EXERCISE GOAL: Of all the lines in the records below, copy only those that contain the string "Components".

MATERIAL FOR THIS EXERCISE:
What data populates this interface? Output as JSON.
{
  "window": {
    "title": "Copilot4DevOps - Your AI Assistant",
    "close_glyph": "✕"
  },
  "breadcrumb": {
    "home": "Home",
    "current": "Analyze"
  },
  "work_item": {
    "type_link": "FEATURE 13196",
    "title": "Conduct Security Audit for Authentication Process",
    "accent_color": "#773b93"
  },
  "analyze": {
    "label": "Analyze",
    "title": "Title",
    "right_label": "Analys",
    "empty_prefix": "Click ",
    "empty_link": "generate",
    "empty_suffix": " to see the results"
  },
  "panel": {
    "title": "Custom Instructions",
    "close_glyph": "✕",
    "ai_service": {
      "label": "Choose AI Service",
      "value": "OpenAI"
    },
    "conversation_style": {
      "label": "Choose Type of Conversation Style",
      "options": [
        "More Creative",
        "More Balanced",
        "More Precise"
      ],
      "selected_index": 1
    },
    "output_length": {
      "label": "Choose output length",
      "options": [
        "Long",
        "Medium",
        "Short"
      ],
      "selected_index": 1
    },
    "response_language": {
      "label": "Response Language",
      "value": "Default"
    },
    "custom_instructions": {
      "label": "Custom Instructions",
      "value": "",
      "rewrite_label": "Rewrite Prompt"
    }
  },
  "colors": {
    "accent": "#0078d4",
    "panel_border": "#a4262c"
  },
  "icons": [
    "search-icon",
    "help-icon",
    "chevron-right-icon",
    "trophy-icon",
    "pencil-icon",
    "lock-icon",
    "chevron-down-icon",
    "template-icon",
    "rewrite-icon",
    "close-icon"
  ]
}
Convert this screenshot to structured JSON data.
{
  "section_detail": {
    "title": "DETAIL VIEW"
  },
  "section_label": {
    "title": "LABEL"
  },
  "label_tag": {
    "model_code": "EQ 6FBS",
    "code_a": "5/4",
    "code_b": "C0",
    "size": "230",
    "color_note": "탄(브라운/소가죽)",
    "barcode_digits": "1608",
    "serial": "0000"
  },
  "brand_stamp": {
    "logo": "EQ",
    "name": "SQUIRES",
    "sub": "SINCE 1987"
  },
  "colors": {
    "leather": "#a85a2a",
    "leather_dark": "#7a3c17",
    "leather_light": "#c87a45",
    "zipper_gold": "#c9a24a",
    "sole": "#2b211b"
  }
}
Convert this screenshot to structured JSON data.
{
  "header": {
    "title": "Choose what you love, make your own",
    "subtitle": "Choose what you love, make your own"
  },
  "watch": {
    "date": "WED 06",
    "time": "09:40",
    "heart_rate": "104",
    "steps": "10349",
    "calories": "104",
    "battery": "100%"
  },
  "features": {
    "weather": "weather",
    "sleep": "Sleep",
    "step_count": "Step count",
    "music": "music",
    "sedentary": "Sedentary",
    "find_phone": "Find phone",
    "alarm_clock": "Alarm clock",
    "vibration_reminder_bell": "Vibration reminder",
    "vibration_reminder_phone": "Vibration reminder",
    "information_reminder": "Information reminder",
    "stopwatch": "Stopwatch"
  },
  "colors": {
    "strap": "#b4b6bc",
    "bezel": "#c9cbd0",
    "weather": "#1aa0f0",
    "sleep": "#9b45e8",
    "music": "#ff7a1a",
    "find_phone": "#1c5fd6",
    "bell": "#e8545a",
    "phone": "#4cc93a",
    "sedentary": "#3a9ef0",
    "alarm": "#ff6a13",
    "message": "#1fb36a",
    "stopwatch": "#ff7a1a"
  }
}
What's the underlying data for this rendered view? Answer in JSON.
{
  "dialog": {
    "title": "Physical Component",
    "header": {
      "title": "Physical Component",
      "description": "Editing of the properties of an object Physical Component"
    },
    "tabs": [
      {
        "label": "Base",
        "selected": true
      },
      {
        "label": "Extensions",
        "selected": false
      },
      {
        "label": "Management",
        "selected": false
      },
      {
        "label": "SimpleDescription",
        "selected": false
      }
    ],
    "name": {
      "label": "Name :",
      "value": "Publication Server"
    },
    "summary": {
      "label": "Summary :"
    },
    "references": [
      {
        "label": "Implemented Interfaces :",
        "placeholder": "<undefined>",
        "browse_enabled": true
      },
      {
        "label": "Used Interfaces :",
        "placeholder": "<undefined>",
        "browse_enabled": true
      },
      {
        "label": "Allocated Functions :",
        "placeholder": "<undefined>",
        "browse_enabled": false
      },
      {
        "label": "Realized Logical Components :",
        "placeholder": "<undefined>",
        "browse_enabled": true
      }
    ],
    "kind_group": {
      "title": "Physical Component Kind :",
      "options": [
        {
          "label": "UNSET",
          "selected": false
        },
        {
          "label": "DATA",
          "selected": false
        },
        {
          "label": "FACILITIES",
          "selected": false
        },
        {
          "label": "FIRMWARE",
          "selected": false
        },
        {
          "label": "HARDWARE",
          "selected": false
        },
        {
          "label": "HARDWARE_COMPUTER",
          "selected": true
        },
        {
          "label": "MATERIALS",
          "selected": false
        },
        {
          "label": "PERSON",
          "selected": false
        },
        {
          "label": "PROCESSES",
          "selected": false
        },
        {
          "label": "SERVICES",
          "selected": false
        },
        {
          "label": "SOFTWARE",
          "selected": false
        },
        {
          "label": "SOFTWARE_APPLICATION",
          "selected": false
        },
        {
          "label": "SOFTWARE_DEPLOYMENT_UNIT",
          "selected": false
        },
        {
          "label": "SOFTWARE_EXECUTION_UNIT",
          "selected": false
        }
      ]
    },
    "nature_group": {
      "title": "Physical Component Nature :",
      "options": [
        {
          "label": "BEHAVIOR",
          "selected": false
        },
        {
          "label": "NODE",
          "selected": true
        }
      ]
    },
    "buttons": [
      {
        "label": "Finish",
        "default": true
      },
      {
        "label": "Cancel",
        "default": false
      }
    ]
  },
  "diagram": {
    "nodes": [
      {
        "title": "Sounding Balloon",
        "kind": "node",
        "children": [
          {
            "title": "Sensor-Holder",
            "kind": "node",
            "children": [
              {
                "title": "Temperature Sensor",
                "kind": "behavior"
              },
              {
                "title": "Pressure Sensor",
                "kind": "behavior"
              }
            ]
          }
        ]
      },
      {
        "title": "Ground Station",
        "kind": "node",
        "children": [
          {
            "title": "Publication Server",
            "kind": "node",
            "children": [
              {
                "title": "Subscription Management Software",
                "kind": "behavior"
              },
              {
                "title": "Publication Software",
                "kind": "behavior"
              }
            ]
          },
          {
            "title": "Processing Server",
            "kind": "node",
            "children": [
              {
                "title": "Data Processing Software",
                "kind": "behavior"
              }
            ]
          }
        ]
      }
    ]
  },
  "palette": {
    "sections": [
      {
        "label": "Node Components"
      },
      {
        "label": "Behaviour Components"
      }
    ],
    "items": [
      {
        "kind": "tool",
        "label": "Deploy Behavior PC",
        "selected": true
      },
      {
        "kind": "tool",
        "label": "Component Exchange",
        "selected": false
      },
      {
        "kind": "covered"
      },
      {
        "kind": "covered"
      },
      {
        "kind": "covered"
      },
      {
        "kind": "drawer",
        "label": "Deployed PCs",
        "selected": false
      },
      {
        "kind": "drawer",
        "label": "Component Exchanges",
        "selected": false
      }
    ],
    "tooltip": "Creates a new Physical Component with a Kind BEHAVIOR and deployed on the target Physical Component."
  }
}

EXERCISE RESULT:
        "label": "Realized Logical Components :",
        "label": "Node Components"
        "label": "Behaviour Components"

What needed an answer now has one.